As Fatty acids Aliphatic monocarboxylic acids are called, which have an unbranched carbon chain. According to their natural occurrence or their chemical structure, saturated and unsaturated fatty acids can be differentiated.
Due to their different chain lengths, fatty acids can be divided into lower, medium and higher fatty acids. Natural fatty acids are normally made up of an even number of carbon atoms and have no branches.
A carbon chain must have at least four carbon atoms, whereby the simplest natural fatty acid is butyric acid. Unsaturated fatty acids have double bonds that are cis-configured. If there are several double bonds, they are separated by a CH2 group. Unsaturated fatty acids have two to eight fewer hydrogen atoms than saturated fatty acids. Fatty acids that have two fewer hydrogen atoms are called monounsaturated fatty acids. In contrast, polyunsaturated fatty acids have four to eight fewer hydrogen atoms. Saturated or some unsaturated fatty acids can be built up or converted by the body.
This is not the case with polyunsaturated fatty acids, which is why they have to be taken in through food and are therefore also referred to as essential fatty acids. The so-called essential fatty acids are needed by the body, but it is not able to produce them itself. For humans, these are linolenic acid or linoleic acid. A special form are the trans fatty acids, which are created when polyunsaturated fatty acids are heated. In the food industry, fatty acids are mainly used as raw materials for various emulsifiers, and they are also used as release agents, carriers and as coating agents.
Fatty acids are stored in adipose tissue as triglycerides, where lipolysis also takes place if necessary. The free fatty acids are then transported in the bloodstream to the cells that need energy.
The body stores the energy in depots and in the case of longer deficiencies it then has the opportunity to fall back on these reserves. Fatty acids are essential components of dietary fats. In addition to carbohydrates and proteins, fat is one of the basic nutrients. By absorbing fat, the body is supplied with essential fatty acids and energy. Essential fatty acids are important for cell structure and for various metabolic processes. They can control the absorption of fat from the intestine, regulate fat metabolism and lower cholesterol levels. In addition, fat is important in order to be able to absorb fat-soluble vitamins such as vitamin K, vitamin E, vitamin D and vitamin A.

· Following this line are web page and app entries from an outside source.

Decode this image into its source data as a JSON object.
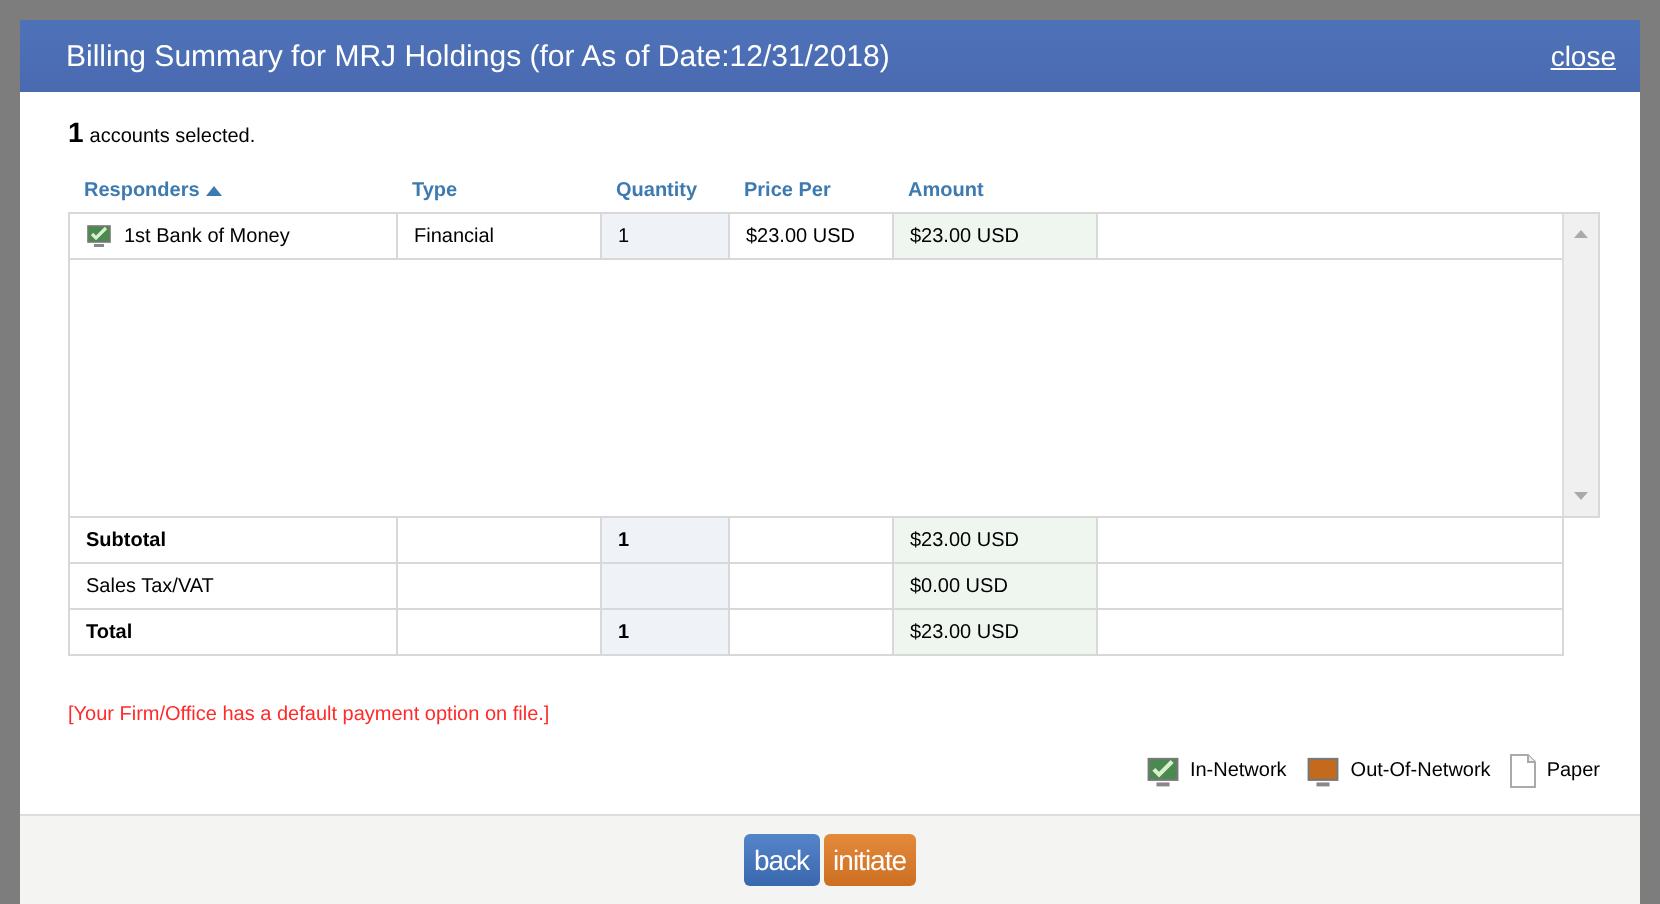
{
  "dialog": {
    "title": "Billing Summary for MRJ Holdings (for As of Date:12/31/2018)",
    "close": "close"
  },
  "selection": {
    "count": "1",
    "label": "accounts selected."
  },
  "table": {
    "columns": [
      "Responders",
      "Type",
      "Quantity",
      "Price Per",
      "Amount"
    ],
    "rows": [
      {
        "kind": "in-network",
        "responder": "1st Bank of Money",
        "type": "Financial",
        "quantity": "1",
        "price_per": "$23.00 USD",
        "amount": "$23.00 USD"
      }
    ]
  },
  "totals": [
    {
      "kind": "bold",
      "label": "Subtotal",
      "quantity": "1",
      "amount": "$23.00 USD"
    },
    {
      "kind": "plain",
      "label": "Sales Tax/VAT",
      "amount": "$0.00 USD"
    },
    {
      "kind": "bold",
      "label": "Total",
      "quantity": "1",
      "amount": "$23.00 USD"
    }
  ],
  "notice": "[Your Firm/Office has a default payment option on file.]",
  "legend": [
    {
      "kind": "in-network",
      "label": "In-Network"
    },
    {
      "kind": "out-of-network",
      "label": "Out-Of-Network"
    },
    {
      "kind": "paper",
      "label": "Paper"
    }
  ],
  "buttons": [
    {
      "kind": "back",
      "label": "back"
    },
    {
      "kind": "initiate",
      "label": "initiate"
    }
  ]
}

The self-synthesis, however, depends on the diet. If a lot of carbohydrates and few saturated fatty acids are consumed, the fatty acid synthesis increases. By consuming too much protein and fat, however, the formation of important fats is inhibited and more storage fat is stored. The cell membranes lose their function, suppleness and readiness to react, and saturated fats also increase the stickiness of the blood platelets and the tendency towards inflammation. As a result, the blood vessels also narrow.
Many fatty acids are found in the seed oils of the vegetable kingdom, some of which also represent developmental relationships. These include, for example, tariric acid, petroselinic acid, cyclopentene fatty acids, erucic acid and cyclopropene fatty acid. Saturated fatty acids are mainly found in animal foods such as sausage products, meat, butter, lard, cream or cheese.

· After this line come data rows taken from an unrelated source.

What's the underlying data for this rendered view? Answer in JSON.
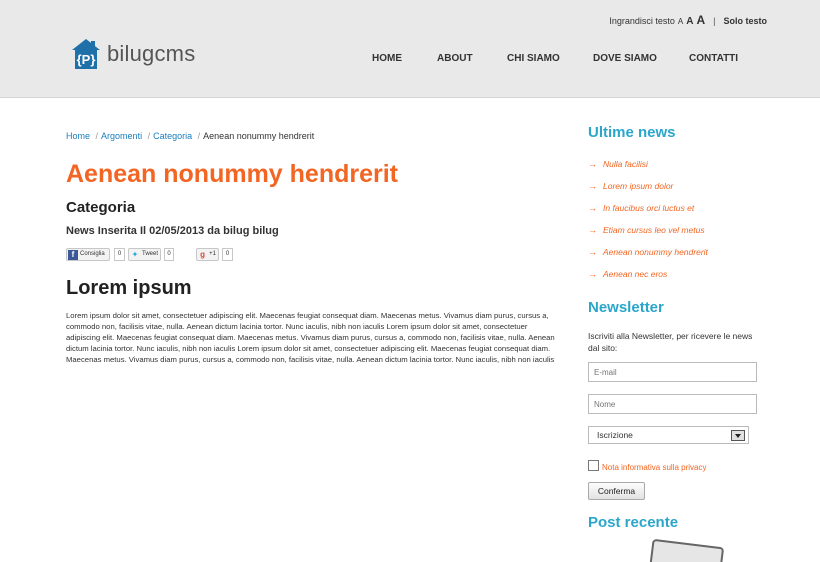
{
  "header": {
    "text_size_label": "Ingrandisci testo",
    "size_a1": "A",
    "size_a2": "A",
    "size_a3": "A",
    "separator": "|",
    "text_only": "Solo testo",
    "logo_text": "bilugcms",
    "logo_letter": "P"
  },
  "nav": {
    "home": "HOME",
    "about": "ABOUT",
    "chi_siamo": "CHI SIAMO",
    "dove_siamo": "DOVE SIAMO",
    "contatti": "CONTATTI"
  },
  "breadcrumb": {
    "items": [
      "Home",
      "Argomenti",
      "Categoria"
    ],
    "separator": "/",
    "current": "Aenean nonummy hendrerit"
  },
  "article": {
    "title": "Aenean nonummy hendrerit",
    "category": "Categoria",
    "meta": "News Inserita Il 02/05/2013 da bilug bilug",
    "subtitle": "Lorem ipsum",
    "body": "Lorem ipsum dolor sit amet, consectetuer adipiscing elit. Maecenas feugiat consequat diam. Maecenas metus. Vivamus diam purus, cursus a, commodo non, facilisis vitae, nulla. Aenean dictum lacinia tortor. Nunc iaculis, nibh non iaculis Lorem ipsum dolor sit amet, consectetuer adipiscing elit. Maecenas feugiat consequat diam. Maecenas metus. Vivamus diam purus, cursus a, commodo non, facilisis vitae, nulla. Aenean dictum lacinia tortor. Nunc iaculis, nibh non iaculis Lorem ipsum dolor sit amet, consectetuer adipiscing elit. Maecenas feugiat consequat diam. Maecenas metus. Vivamus diam purus, cursus a, commodo non, facilisis vitae, nulla. Aenean dictum lacinia tortor. Nunc iaculis, nibh non iaculis"
  },
  "social": {
    "facebook_label": "Consiglia",
    "facebook_icon": "f",
    "facebook_count": "0",
    "tweet_label": "Tweet",
    "tweet_count": "0",
    "gplus_label": "+1",
    "gplus_icon": "g",
    "gplus_count": "0"
  },
  "sidebar": {
    "news_title": "Ultime news",
    "news_bullet": "→",
    "news_items": [
      "Nulla facilisi",
      "Lorem ipsum dolor",
      "In faucibus orci luctus et",
      "Etiam cursus leo vel metus",
      "Aenean nonummy hendrerit",
      "Aenean nec eros"
    ],
    "newsletter_title": "Newsletter",
    "newsletter_text": "Iscriviti alla Newsletter, per ricevere le news dal sito:",
    "email_placeholder": "E-mail",
    "name_placeholder": "Nome",
    "select_value": "Iscrizione",
    "privacy_label": "Nota informativa sulla privacy",
    "confirm_label": "Conferma",
    "recent_title": "Post recente"
  },
  "colors": {
    "accent_orange": "#f26522",
    "accent_blue": "#2ba6cb",
    "link_blue": "#1a7ebf",
    "header_bg": "#e9e9e9"
  }
}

Unsaturated fatty acids or polyunsaturated fatty acids can be found in fish or vegetable foods such as walnut oil, linseed oil, olive oil or rapeseed oil. Linolenic and linoleic acid, on the other hand, are found in sunflower seed oil, corn oil, soybean oil, nuts and in types of fish such as salmon, mackerel and herring. Trans fatty acids can be found in shortening, margarine, biscuits, puff pastry or potato chips, for example. Polyunsaturated fatty acids can be divided into omega-3 fatty acids and omega-6 fatty acids. A distinction is made between omega-3 fatty acids:
A distinction can be made between the following groups of omega-6 fatty acids:
Unsaturated and saturated fatty acids are good sources of energy. They have a positive effect on the immune system and other metabolic processes. However, unsaturated trans fats are quite detrimental to cholesterol because they increase LDL cholesterol.
They also increase the risk of sudden cardiac death or coronary heart disease (CHD). It is therefore important to be able to estimate which fats or how much fat is being consumed. However, a completely fat-free diet is not advisable as some components of fat have important functions. One third of the fat consumed should consist of saturated and two thirds of unsaturated fatty acids. If too many omega-6 fatty acids are taken in, this promotes the formation of so-called eicosanoids, which promote inflammation.
To counteract this, enough vitamins C, A and E should always be consumed, as they are able to convert omega-6 fatty acids and reduce the concentration of eicosanoids. Basically, however, essential fatty acids are very important, as their intake lowers blood fat levels and the risk of cardiovascular diseases is reduced. A lack of essential fatty acids can lead to the following diseases: